Harvey Norman has reported average sale results for the nine months ended 31 March 2011.

The sales from the franchised complexes, commercial divisions and other sales outlets in Australia, New Zealand, Slovenia, Ireland and Northern Ireland totalled $4.7 billion for the period – a 1.4 per cent increase in total sales but a 3.5 per cent decrease in like-for-like sales.

Harvey Norman chief financial officer Chris Mentis said furniture and bedding franchisees continue to grow revenue and market share despite the industry experiencing a slow down with the dampened housing market.

“The Harvey Norman and Domayne brands continue to lead in these categories illustrating the strength and resilience of the model,” he said. 
He also noted that electrical franchisees continue to operate in an “extremely difficult” environment.

“Whilst electrical franchisees’ share of the value of the television market remains strong, price deflation has affected revenues in the TV category. Despite tough trading conditions, the franchisees continued focus on white goods, cooking, home appliances and floor care has resulted in significant unit revenue and market share growth in these categories,” Mentis said.

Computer franchisee sales continue to be impacted by a very competitive market driven by a cautious consumer.

Also, significant price deflation exacerbated by the strong Australian dollar was experienced in the key laptop computer category. But positive contributions from the gaming console, digital SLR camera and smart phone categories, combined with the expected growth in the tablet computer categories, have the franchisee well positioned to maximise the technology product opportunities throughout 2011.

Global sales were negatively affected by a 3.3 per cent deterioration in the NZ$, a 14.4 per cent deterioration in the Euro and a 10.3 per cent deterioration in the UK Pound.

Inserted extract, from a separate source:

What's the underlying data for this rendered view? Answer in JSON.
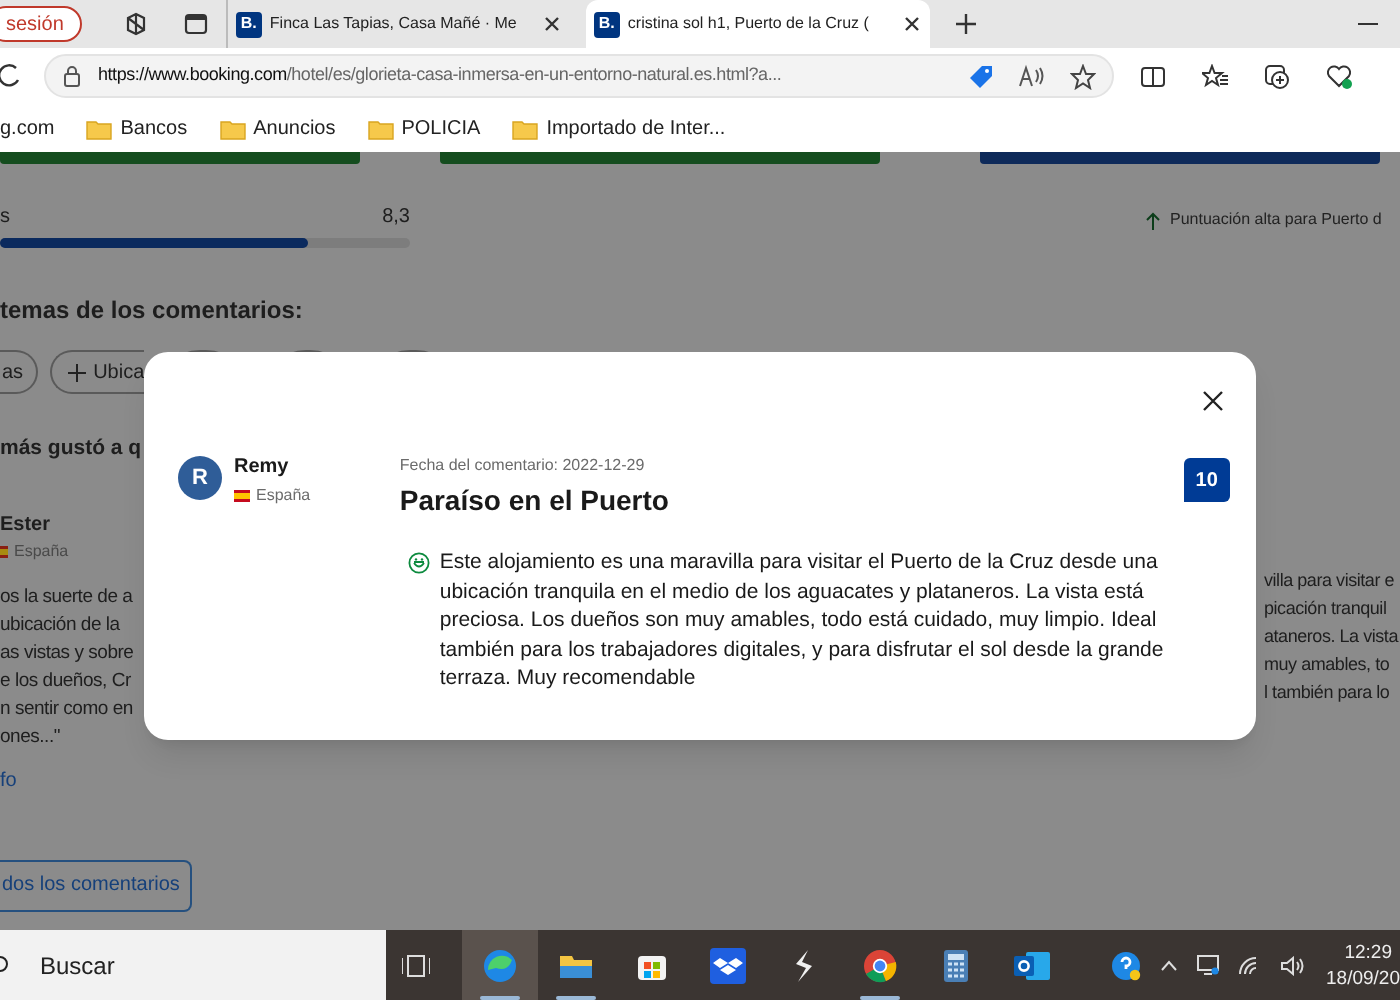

This saw like-for-like sales in Australia were down 2.6 per cent in the year to 31 March 2011. While like-for-like sales were down in both New Zealand by 4.6 per cent and the Republic of Ireland by 1.4 per cent.